El Hadji Diouf - Scotland's Public Enemy No.1?
The closing of the January transfer window is starting to be one of those great days in the football calendar, especially in Scotland after the fun and games of the last two years.
Robbie Keane's arrival at Celtic on loan from Tottenham exactly 12 months ago saw fans gathering outside the Parkhead stadium late into the night to welcome their exciting new signing, as Tony Mowbray briefly won the fans over with a shrewd, if temporary, piece of transfer business.
Fast forward 12 months and it's the Rangers' signing of El-Hadji Diouf from Blackburn Rovers on a short-term loan that has everyone talking...and not in quite the same way Keane's arrival in the SPL did.
What the Irishman brought to Celtic in a short space of time was plenty of goals as the Bhoys tried to salvage what had up until that point been a terrible SPL campaign. Keane may have scored 16 goals in 19 appearances, but Celtic fell to pieces in the last months of the 2009/10 season, typified by a 4-0 thumping by St Mirren that saw Mowbray sacked and Neil Lennon replacing him as manager. However you cannot argue his contribution regardless.
Rangers on the other hand have brought to Scotland a man so disliked in England after a string of misdemeanours and acts of sheer stupidity that you have to wonder just what Walter Smith is thinking of in his final months as Rangers manager before he leaves in the summer.
To say Diouf is a colourful character would be a huge understatement. Since arriving on these shores with Liverpool in 2001, he's been accused of spitting incidents at, not only fellow professionals, but an 11-year-old boy, and has also felt the long arm of the law by being collared over driving offences.
How could anybody hate that face? Oh, right - yeah...
And just last month was subject to a stinging attack by QPR boss Neil Warnock after being accused of shouting abuse at Jamie Mackie, while the Hoops star writhed in agony on the ground after suffering a leg break in an FA Cup tie with Blackburn.
It seems that he goes out of his way to court controversy and his move to Rangers, despite him having not kicked a ball yet, has done that already.
Some Rangers fans will be pleased at his arrival, with some of the mindset that he spat on a Celtic fan so that's already good enough. Sad, yet true. Others though are split on the Senegal international's move to the SPL.
Pundit Craig Burley voiced his strong opinion on ESPN the day after Diouf arrived, saying that he's not the kind of player wanted in Scotland, going to say he won't be happy commentating on matches he's involved with. If you hear his rant all the way, it's hard to argue with some of the points he makes.
As for his all round football ability, he is a player that is competitive and at times can do good with the ball. But in ten years south of the border, what has he actually achieved with Liverpool, Bolton, Sunderland and Blackburn? A big, fat zero is the answer to that.

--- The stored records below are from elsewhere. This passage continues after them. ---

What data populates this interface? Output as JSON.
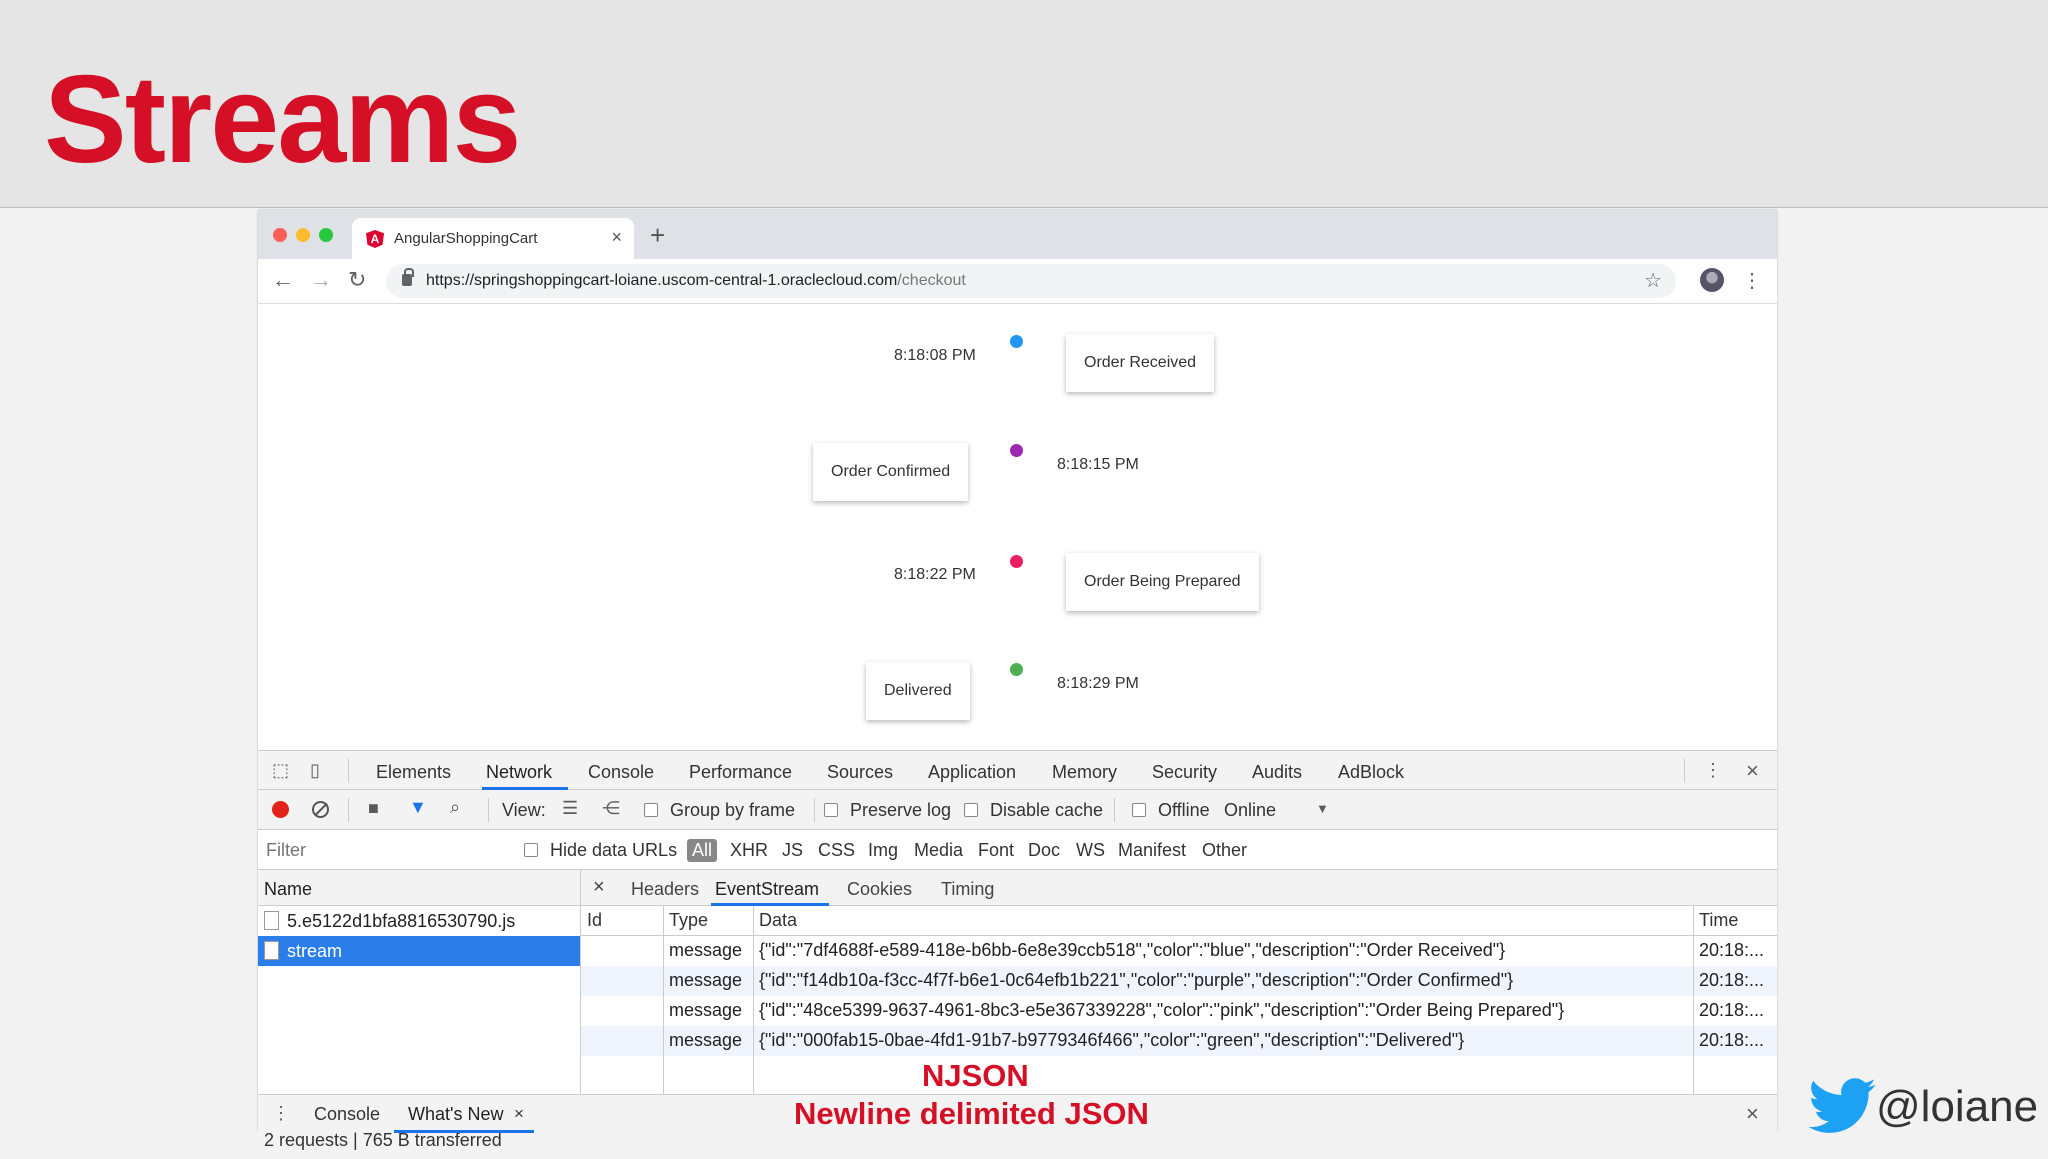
{
  "slide": {
    "title": "Streams",
    "notes": [
      "NJSON",
      "Newline delimited JSON"
    ],
    "twitter_handle": "@loiane",
    "accent": "#d50f25",
    "twitter_color": "#1da1f2"
  },
  "browser": {
    "tab_title": "AngularShoppingCart",
    "tab_favicon": "A",
    "url_host": "https://springshoppingcart-loiane.uscom-central-1.oraclecloud.com",
    "url_path": "/checkout"
  },
  "timeline": [
    {
      "time": "8:18:08 PM",
      "label": "Order Received",
      "color": "#2196f3"
    },
    {
      "time": "8:18:15 PM",
      "label": "Order Confirmed",
      "color": "#9c27b0"
    },
    {
      "time": "8:18:22 PM",
      "label": "Order Being Prepared",
      "color": "#e91e63"
    },
    {
      "time": "8:18:29 PM",
      "label": "Delivered",
      "color": "#4caf50"
    }
  ],
  "devtools": {
    "tabs": [
      "Elements",
      "Network",
      "Console",
      "Performance",
      "Sources",
      "Application",
      "Memory",
      "Security",
      "Audits",
      "AdBlock"
    ],
    "active_tab": "Network",
    "toolbar": {
      "view_label": "View:",
      "group_by_frame": "Group by frame",
      "preserve_log": "Preserve log",
      "disable_cache": "Disable cache",
      "offline": "Offline",
      "throttle": "Online"
    },
    "filter_placeholder": "Filter",
    "hide_data_urls": "Hide data URLs",
    "filter_types": [
      "All",
      "XHR",
      "JS",
      "CSS",
      "Img",
      "Media",
      "Font",
      "Doc",
      "WS",
      "Manifest",
      "Other"
    ],
    "name_header": "Name",
    "requests": [
      "5.e5122d1bfa8816530790.js",
      "stream"
    ],
    "summary": "2 requests | 765 B transferred",
    "detail_tabs": [
      "Headers",
      "EventStream",
      "Cookies",
      "Timing"
    ],
    "columns": [
      "Id",
      "Type",
      "Data",
      "Time"
    ],
    "events": [
      {
        "type": "message",
        "data": "{\"id\":\"7df4688f-e589-418e-b6bb-6e8e39ccb518\",\"color\":\"blue\",\"description\":\"Order Received\"}",
        "time": "20:18:..."
      },
      {
        "type": "message",
        "data": "{\"id\":\"f14db10a-f3cc-4f7f-b6e1-0c64efb1b221\",\"color\":\"purple\",\"description\":\"Order Confirmed\"}",
        "time": "20:18:..."
      },
      {
        "type": "message",
        "data": "{\"id\":\"48ce5399-9637-4961-8bc3-e5e367339228\",\"color\":\"pink\",\"description\":\"Order Being Prepared\"}",
        "time": "20:18:..."
      },
      {
        "type": "message",
        "data": "{\"id\":\"000fab15-0bae-4fd1-91b7-b9779346f466\",\"color\":\"green\",\"description\":\"Delivered\"}",
        "time": "20:18:..."
      }
    ],
    "drawer_tabs": [
      "Console",
      "What's New"
    ]
  }
}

Speaking personally, I've always believed him to be the epitomy of everything wrong with English football. An overpaid, mediocre and often foolish individual with money often seeming his only motivation and no interest in adding medals or achievements to his game.
The main arguments appear to be about his behavioural issues in the past and going by his charge sheet, it's hard to disagree. However the point should be taken that it's what he does in Scotland, however long he's here for, is what he should be judged on.
Diouf himself won't care. On the pitch he seems to revel in winding people up. In Scotland, he's already done that and he's not even graced a football pitch yet.
One thing's for sure though. Sunday's Scottish Cup tie between Rangers and Celtic will be much more fascinating if Diouf plays.